Value-added services will be key in providing fair value

  • Describe the impact of the consumer duty on value-add services offered by providers
  • Explain how providers should treat vulnerable customers
  • Identify when they should be proactive
  • Availability – is the support easily available to those who need it? Even if services are clearly explained at the point of purchase, it is very likely that the customer will not remember many years down the track. Technology has a part to play in keeping services in the customer’s sights, but requesting support at a vulnerable time can be difficult and many people do not do it. Insurers who proactively offer support to those they expect need it, such as claimants, can make the difference between the customer receiving the support they are entitled to or not.
  • Comprehensive – is the support wide-ranging enough to meet the vast amount of needs that customers may have? Very often services address a limited range of needs or have significant exclusions, leaving many customers with no support at a very difficult time. 
  • Lifetime – is the support available through the life of the policy, even if there is no claim event? Only a small proportion of customers will ever need to claim on their policies, and while support available alongside the claim can have a huge impact, this support can be just as beneficial at other times, and in some cases reduce or negate a claim altogether.


Providers have a duty to ensure that customers are aware of all aspects of the product available to them. Simply including details in a leaflet or website is not enough, regular reminders at appropriate points is very important.

We find that customers are often surprised and delighted to receive a call from us, even though they have consented to their insurer passing on their contact details.

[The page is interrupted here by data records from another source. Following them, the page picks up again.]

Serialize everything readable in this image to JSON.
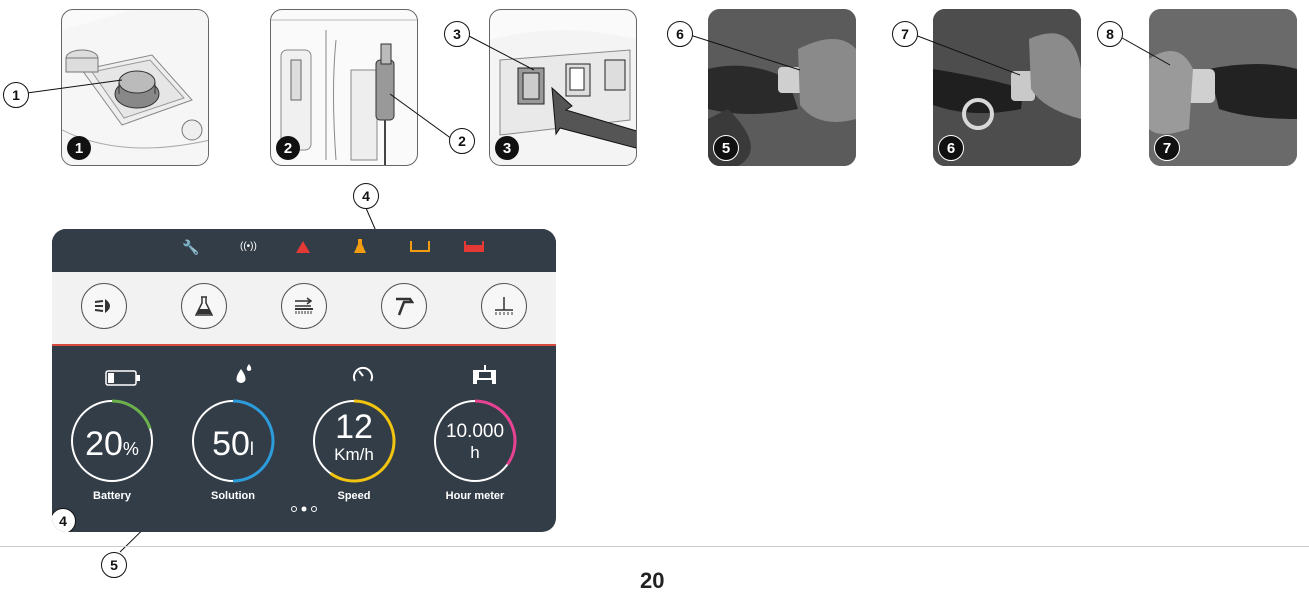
{
  "steps": {
    "photo_badges": [
      "1",
      "2",
      "3",
      "5",
      "6",
      "7"
    ],
    "callouts": [
      "1",
      "2",
      "3",
      "6",
      "7",
      "8",
      "4",
      "5"
    ],
    "panel_badge": "4"
  },
  "display": {
    "status_icons": [
      "wrench-icon",
      "wifi-icon",
      "warning-icon",
      "flask-icon",
      "tank-icon",
      "tank-full-icon"
    ],
    "status_colors": {
      "wrench": "#f39c12",
      "warning": "#e53935",
      "tank": "#f39c12",
      "tank_full": "#e53935"
    },
    "buttons": [
      "headlight-button",
      "detergent-button",
      "brush-button",
      "spray-gun-button",
      "squeegee-button"
    ],
    "gauges": [
      {
        "label": "Battery",
        "value": "20",
        "unit": "%",
        "color": "#6ab04c",
        "fraction": 0.2
      },
      {
        "label": "Solution",
        "value": "50",
        "unit": "l",
        "color": "#2d9cdb",
        "fraction": 0.5
      },
      {
        "label": "Speed",
        "value": "12",
        "unit": "Km/h",
        "color": "#f1c40f",
        "fraction": 0.6
      },
      {
        "label": "Hour meter",
        "value": "10.000",
        "unit": "h",
        "color": "#e84393",
        "fraction": 0.35
      }
    ]
  },
  "page_number": "20"
}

Many say that they would not have accessed the service otherwise.

For me, this demonstrates the importance of clear and regular communication about the services available to ensure that customers are aware of them and are able to use them.

Advisers also have a key role in communicating the financial and non-financial aspects of policies not only at purchase – ensuring that customers make an informed choice – but also at appropriate interactions during the life of the policy, so that services can be accessed as needed, and the true value of the policy is appreciated. 

Measuring value

It is not always easy to measure the impact of support services as the impact is often intangible, for instance how much is it worth to have a diagnosis confirmed or be given advice on dealing with the side-effects of an illness? 

Many providers publish customer satisfaction survey results, net promoter scores, client testimonials, and some take to Trustpilot to share their feedback independently, all of which demonstrate the value that customers place on the service received.

All of this gives a measure of the impact made by the service.

We measure the impact of our service on our customers, and we have found the following stats have been really compelling: 66 per cent said they value being aware of everything available to help them; 48 per cent appreciated having the right intervention organised quickly; and 18 per cent said they were helped to stay in or return to work.

As well as measuring the quality of the service provided to the end user, it is also important to understand whether the service provided affected the customers view of the hosting insurer – 95 per cent of our customers say it does, and that is really important for the sponsoring organisation to know.

While the FCA consumer duty principles are aimed at financial products, value-added services are now an integral part of the majority of protection products, so it is particularly relevant here.